rebate, but the terms have caused a lot of confusion. Line 47 of Form
1040 asks you to calculate a "rate reduction credit," which is based
on whether or not you received the rebate check. But the term "rate
reduction credit" has led people to believe this is some other tax
credit, rather than the rebate check they have (in most cases)
already received. The only reason to use the rate reduction credit
line is if you didn't receive the maximum rebate amount you were owed
or if you never received the check because of address errors or other
mail processing problems. Page 36 of the Form 1040 instructions
provides a worksheet that walks you through the necessary steps.
- Forgotten attachments or documentation. If you don't file
electronically, you must attach all W-2s and 1099s that have
withholdings. Also, nearly every number in the income section of Form
1040 requires a supporting schedule. For example, net business income
requires Schedule C, capital gains and losses require Schedule D, and
interest and dividends (mandatory if over $400) require Schedule B.
Keep in mind that some of those schedules also require additional
supporting schedules or other forms.
- Making an incomplete report on your general income. Almost any
form of income is taxable. This means that you must report not only
your wages, but also income from all other sources such as
investments, lotto winnings and, in most cases, legal settlements. If
you didn't receive a 1099 for one of your accounts, contact your bank
or brokerage firm. An error in their mailings does not mean that your
investment income isn't taxable.
- Making an incomplete report on social security income. Your
social security payments may indeed be taxable. Form 1040
instructions include a sizable worksheet to help you make this
determination. It may look daunting, but don't skip it.
- Tracking other retirement income incorrectly. If you received
retirement distributions from a source other than social security, it
will be reported on Form 1099R. The distributions may fall into one
of three categories: 1) taxable (usually from traditional IRAs), 2)
nontaxable (usually from Roth IRAs), or 3) "taxable amount not
determined." This third category would apply if you make a post-tax
contribution to a nondeductible IRA; in this case, the IRS knows that
you owe money, but does not know the exact amount because it does not
know the amount of your earnings. In this case, you are responsible
for making an accurate calculation of the taxable amount.
- Choosing the wrong filing status. Filing as "head of household"
is usually more beneficial than filing as "single" or "married filing
separately." Many people who qualify for this filing status don't
realize it. If your children live with you and you pay more that half
the costs of your home, check out this option. Form 1040 instructions
provide more details. If you live with a partner, this does not
qualify you for "married filing jointly." Also, be sure to check
carefully whether the standard deduction or itemized deductions are
more beneficial. One clear benchmark is home ownership. If you own a
home, you should probably itemize your deductions. Itemizing can put
a lot more money into your pocket than simply taking the standard
- Errors in social security numbers. Providing the wrong social
security number is one of the most common mistakes people make.

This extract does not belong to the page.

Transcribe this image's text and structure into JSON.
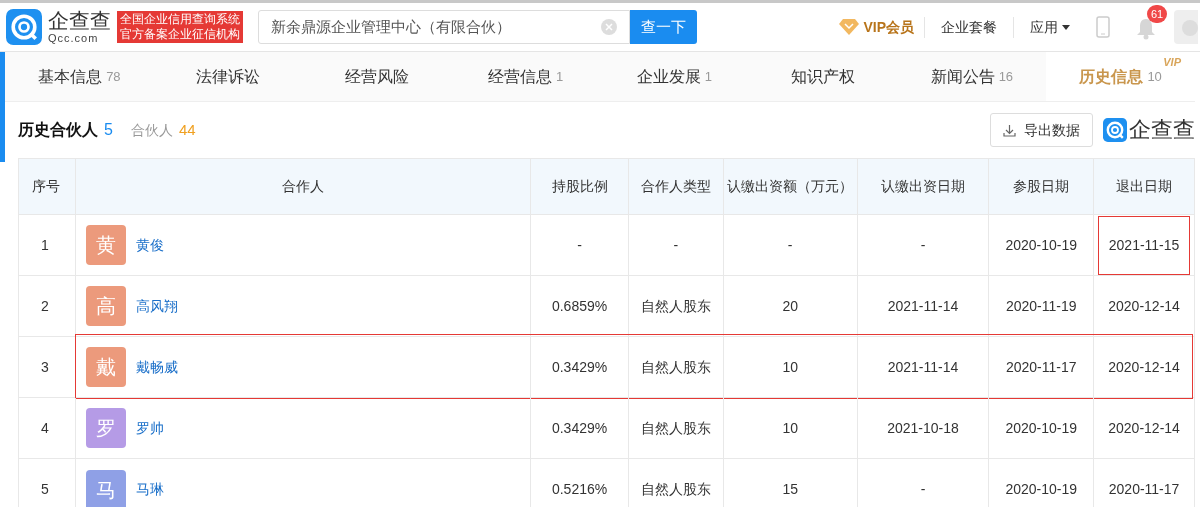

Double-check and triple-check that the numbers are correct for you,
your spouse, and your dependents.
- Omitting your signature. Don't forget to sign your return. This
includes your spouse, if you are "married filing jointly." As simple
as it seems, many people miss this part. Your filing will be rejected.
- Overlooking eligibility for tax credits. Tax credits include
education credits, income credits, and childcare and dependent
credits. Slow down and look at these items carefully. Many people
don't realize that they qualify, or they miscalculate the amount of
the credit they can claim.
- Failing to file while living overseas. Unless you give up your
American citizenship, you must file a tax return every year and pay
any applicable taxes. For more information, see IRS Publication 519 -
U.S. Tax Guide for Aliens.